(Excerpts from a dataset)

*** Begin section ***

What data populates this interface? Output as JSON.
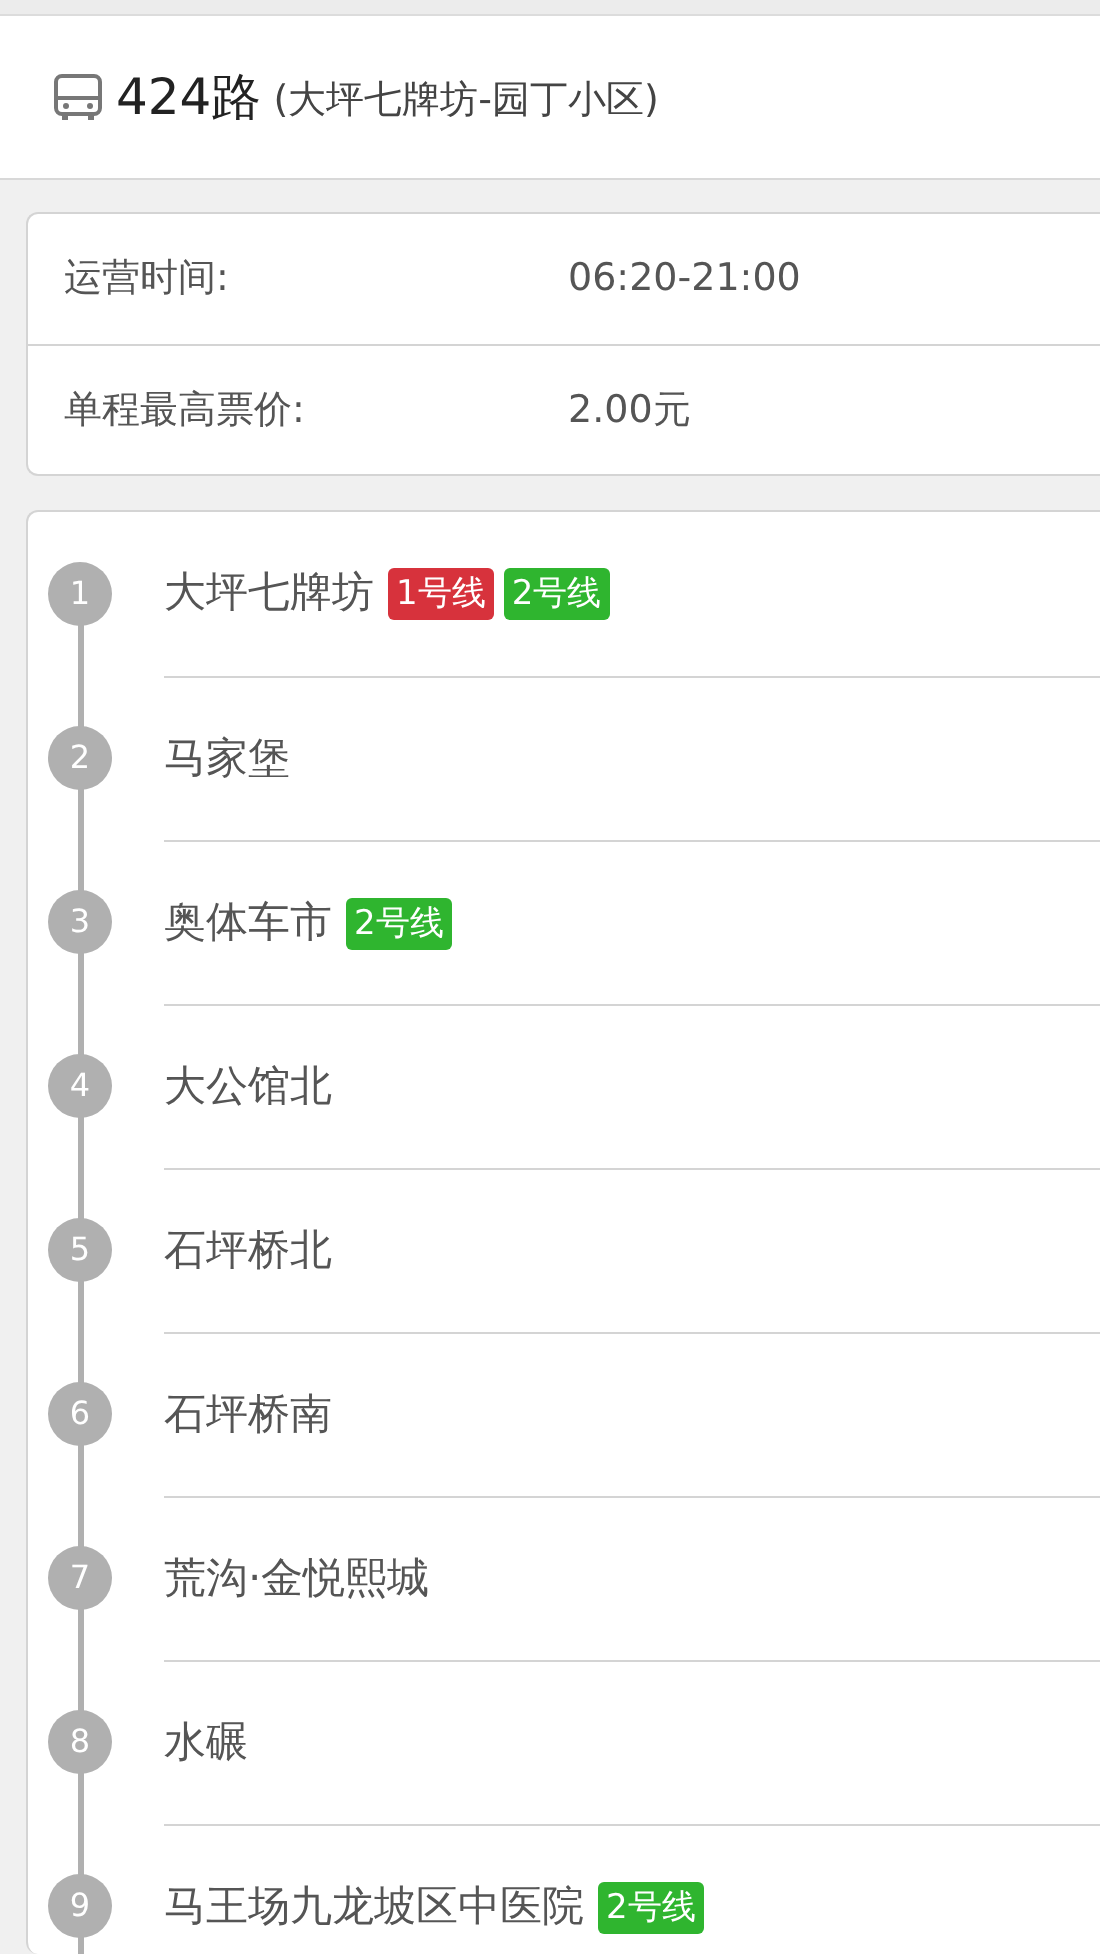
{
  "route": {
    "number": "424路",
    "terminals": "(大坪七牌坊-园丁小区)"
  },
  "info": [
    {
      "label": "运营时间:",
      "value": "06:20-21:00"
    },
    {
      "label": "单程最高票价:",
      "value": "2.00元"
    }
  ],
  "stops": [
    {
      "index": "1",
      "name": "大坪七牌坊",
      "lines": [
        {
          "label": "1号线",
          "color": "#d7323c"
        },
        {
          "label": "2号线",
          "color": "#2fb52f"
        }
      ]
    },
    {
      "index": "2",
      "name": "马家堡"
    },
    {
      "index": "3",
      "name": "奥体车市",
      "lines": [
        {
          "label": "2号线",
          "color": "#2fb52f"
        }
      ]
    },
    {
      "index": "4",
      "name": "大公馆北"
    },
    {
      "index": "5",
      "name": "石坪桥北"
    },
    {
      "index": "6",
      "name": "石坪桥南"
    },
    {
      "index": "7",
      "name": "荒沟·金悦熙城"
    },
    {
      "index": "8",
      "name": "水碾"
    },
    {
      "index": "9",
      "name": "马王场九龙坡区中医院",
      "lines": [
        {
          "label": "2号线",
          "color": "#2fb52f"
        }
      ]
    }
  ]
}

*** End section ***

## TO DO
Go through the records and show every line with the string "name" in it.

## REPLY TO THE EXERCISE
      "name": "大坪七牌坊",
      "name": "马家堡"
      "name": "奥体车市",
      "name": "大公馆北"
      "name": "石坪桥北"
      "name": "石坪桥南"
      "name": "荒沟·金悦熙城"
      "name": "水碾"
      "name": "马王场九龙坡区中医院",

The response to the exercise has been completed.